- Monitoring: Regularly assess vine health, adjusting the pruning strategy as needed.
- Training System: Align pruning with the chosen training system for optimal results.
Navigating the Pruning Maze: Practical Tips
As you embark on your grape vines pruning journey, consider these practical tips to make the process seamless and rewarding.
1. Timing is Everything
Prune when the vine is dormant but before buds swell in spring to avoid frost damage and promote new growth. Don’t be afraid to cut. When you finish, about 90% of last year’s growth will be cut.
2. Quality Over Quantity
Prioritize quality when selecting canes or spurs. Opt for healthy, disease-free wood to ensure a vibrant and productive vine.
3. The Three D’s: Dead, Damaged, and Diseased
Remove dead, damaged, and diseased wood without mercy to maintain a healthy vineyard ecosystem.
4. Respect the Structure
Preserve the natural architecture of the vine to allow sunlight and air circulation, fostering optimal grape development.
5. Training for Success
Tailor your pruning technique to complement the chosen training method in your vineyard, be it vertical shoot positioning or another system.
Conclusion: Crafting a Healthy Vineyard Future
In the art of grape vines pruning and training, each cut is a decision that shapes the future of your vineyard. Whether you prefer the methodical approach of cane pruning or the precision of spur pruning, the key is to work in harmony with nature, ensuring a flourishing and fruitful vineyard.
- Q1: Can I prune grape vines in late winter?
- Yes, late winter is generally a suitable time for pruning grape vines, allowing the plant to remain dormant while minimizing the risk of frost damage.

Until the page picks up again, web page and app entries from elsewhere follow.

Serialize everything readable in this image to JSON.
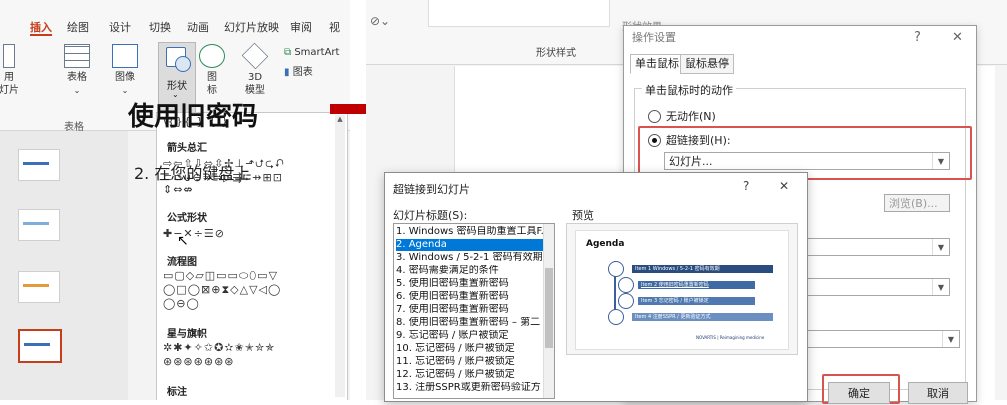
{
  "ribbon": {
    "tabs": [
      "插入",
      "绘图",
      "设计",
      "切换",
      "动画",
      "幻灯片放映",
      "审阅",
      "视图"
    ],
    "active_tab": "插入",
    "buttons": {
      "new_slide_partial": "用\n灯片",
      "table": "表格",
      "image": "图像",
      "shapes": "形状",
      "icons": "图\n标",
      "model3d": "3D\n模型",
      "smartart": "SmartArt",
      "chart": "图表",
      "table_group": "表格"
    }
  },
  "shape_gallery": {
    "top_row": "\\{}{ } { }",
    "sections": [
      {
        "title": "箭头总汇",
        "rows": [
          "⇨⇦⇧⇩⬄⇳✢⊥⬏⮍⮎⮏",
          "⊂⊃⊍⊖⇒⇒▷⇶⮓⇸⊞⊡",
          "⇕⇔⇎"
        ]
      },
      {
        "title": "公式形状",
        "rows": [
          "✚−✕÷☰⊘"
        ]
      },
      {
        "title": "流程图",
        "rows": [
          "▭▢◇▱◫▭▭⬭⬯▭▽",
          "◯□◯⊠⊕⧗◇△▽◁◯",
          "◯⊖◯"
        ]
      },
      {
        "title": "星与旗帜",
        "rows": [
          "✲✱✦✧✩✪✫✬✭✮✯",
          "⊛⊛⊛⊛⊛⊛⊛"
        ]
      },
      {
        "title": "标注",
        "rows": []
      }
    ]
  },
  "slide": {
    "title": "使用旧密码",
    "bullet": "2. 在您的键盘上",
    "shape_styles_label": "形状样式",
    "shape_effects_label": "形状效果"
  },
  "action_dialog": {
    "title": "操作设置",
    "help": "?",
    "close": "✕",
    "tabs": [
      "单击鼠标",
      "鼠标悬停"
    ],
    "group_label": "单击鼠标时的动作",
    "radio_none": "无动作(N)",
    "radio_link": "超链接到(H):",
    "link_value": "幻灯片...",
    "browse_label": "浏览(B)...",
    "ok_label": "确定",
    "cancel_label": "取消"
  },
  "hyperlink_dialog": {
    "title": "超链接到幻灯片",
    "help": "?",
    "close": "✕",
    "list_label": "幻灯片标题(S):",
    "preview_label": "预览",
    "slides": [
      "1. Windows 密码自助重置工具F...",
      "2. Agenda",
      "3. Windows / 5-2-1 密码有效期",
      "4. 密码需要满足的条件",
      "5. 使用旧密码重置新密码",
      "6. 使用旧密码重置新密码",
      "7. 使用旧密码重置新密码",
      "8. 使用旧密码重置新密码 – 第二",
      "9. 忘记密码 / 账户被锁定",
      "10. 忘记密码 / 账户被锁定",
      "11. 忘记密码 / 账户被锁定",
      "12. 忘记密码 / 账户被锁定",
      "13. 注册SSPR或更新密码验证方"
    ],
    "selected_index": 1,
    "preview": {
      "title": "Agenda",
      "items": [
        "Item 1  Windows / 5-2-1 密码有效期",
        "Item 2  使用旧密码重置新密码",
        "Item 3  忘记密码 / 账户被锁定",
        "Item 4  注册SSPR / 更新验证方式"
      ],
      "footer": "NOVARTIS | Reimagining medicine"
    }
  },
  "colors": {
    "accent_red": "#c00000",
    "highlight_box": "#d9534f",
    "selection_blue": "#0078d7",
    "preview_bar": "#2b4c7e"
  }
}
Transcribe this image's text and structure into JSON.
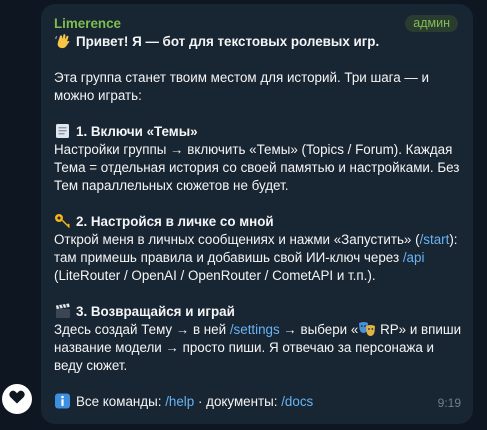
{
  "message": {
    "sender": "Limerence",
    "badge": "админ",
    "time": "9:19",
    "greeting": "Привет! Я — бот для текстовых ролевых игр.",
    "intro_1": "Эта группа станет твоим местом для историй. Три шага — и",
    "intro_2": "можно играть:",
    "step1": {
      "title": "1. Включи «Темы»",
      "line1": "Настройки группы → включить «Темы» (Topics / Forum). Каждая",
      "line2": "Тема = отдельная история со своей памятью и настройками. Без",
      "line3": "Тем параллельных сюжетов не будет."
    },
    "step2": {
      "title": "2. Настройся в личке со мной",
      "line1_a": "Открой меня в личных сообщениях и нажми «Запустить» (",
      "line1_link": "/start",
      "line1_b": "):",
      "line2_a": "там примешь правила и добавишь свой ИИ-ключ через ",
      "line2_link": "/api",
      "line3": "(LiteRouter / OpenAI / OpenRouter / CometAPI и т.п.)."
    },
    "step3": {
      "title": "3. Возвращайся и играй",
      "line1_a": "Здесь создай Тему → в ней ",
      "line1_link": "/settings",
      "line1_b": " → выбери «",
      "line1_c": " RP» и впиши",
      "line2": "название модели → просто пиши. Я отвечаю за персонажа и",
      "line3": "веду сюжет."
    },
    "footer": {
      "prefix": "Все команды: ",
      "help_link": "/help",
      "middle": " · документы: ",
      "docs_link": "/docs"
    }
  },
  "icons": {
    "greeting": "waving-hand-icon",
    "step1": "page-facing-up-icon",
    "step2": "key-icon",
    "step3": "clapper-board-icon",
    "step3_inline": "performing-arts-icon",
    "footer": "information-icon",
    "reaction": "heart-icon"
  },
  "colors": {
    "background": "#0e1621",
    "bubble": "#182533",
    "sender": "#7fbd4f",
    "link": "#6ab3f3",
    "time": "#6d7f8f"
  }
}
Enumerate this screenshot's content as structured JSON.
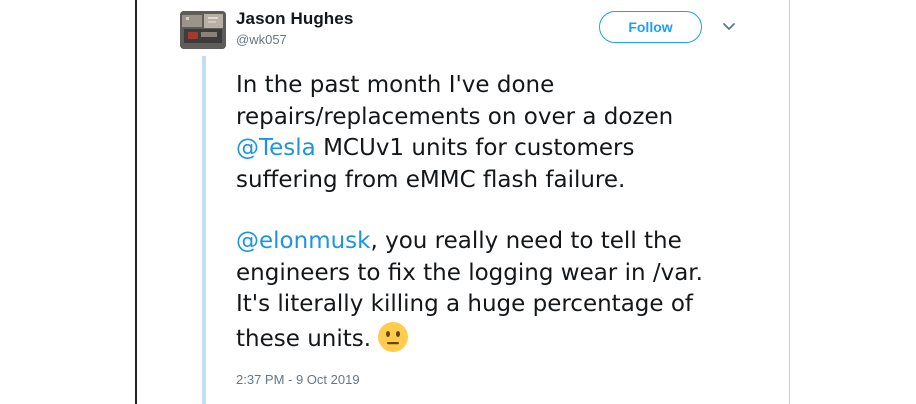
{
  "author": {
    "name": "Jason Hughes",
    "handle": "@wk057",
    "avatar_icon": "avatar-image"
  },
  "follow_button": {
    "label": "Follow"
  },
  "menu_icon": "chevron-down-icon",
  "tweet": {
    "paragraph1": {
      "line1": "In the past month I've done",
      "line2": "repairs/replacements on over a dozen",
      "line3_mention": "@Tesla",
      "line3_rest": " MCUv1 units for customers",
      "line4": "suffering from eMMC flash failure."
    },
    "paragraph2": {
      "line1_mention": "@elonmusk",
      "line1_rest": ", you really need to tell the",
      "line2": "engineers to fix the logging wear in /var.",
      "line3": "It's literally killing a huge percentage of",
      "line4": "these units.",
      "emoji": "neutral-face-emoji"
    }
  },
  "timestamp": "2:37 PM - 9 Oct 2019",
  "colors": {
    "link": "#1b95e0",
    "follow": "#1da1f2",
    "thread_line": "#c4dff2",
    "text": "#14171a",
    "muted": "#657786"
  }
}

- Q2: What’s the ideal length for pruning canes?
- For cane pruning, aim for canes with around 15 to 20 buds to strike a balance between fruit production and vine growth.
- Q3: Is it necessary to disinfect pruning tools?
- Absolutely! Disinfect your pruning tools between cuts to prevent the spread of diseases. A simple solution of bleach and water works effectively.
- Q4: Can I spur prune young grape vines?
- While spur pruning is commonly used for mature vines, young vines can benefit from a modified spur pruning technique to encourage healthy growth.
- Q5: How often should I prune my grape vines?
- Annual pruning during the dormant winter months is recommended. However, the frequency and intensity may vary based on the age and health of the vines.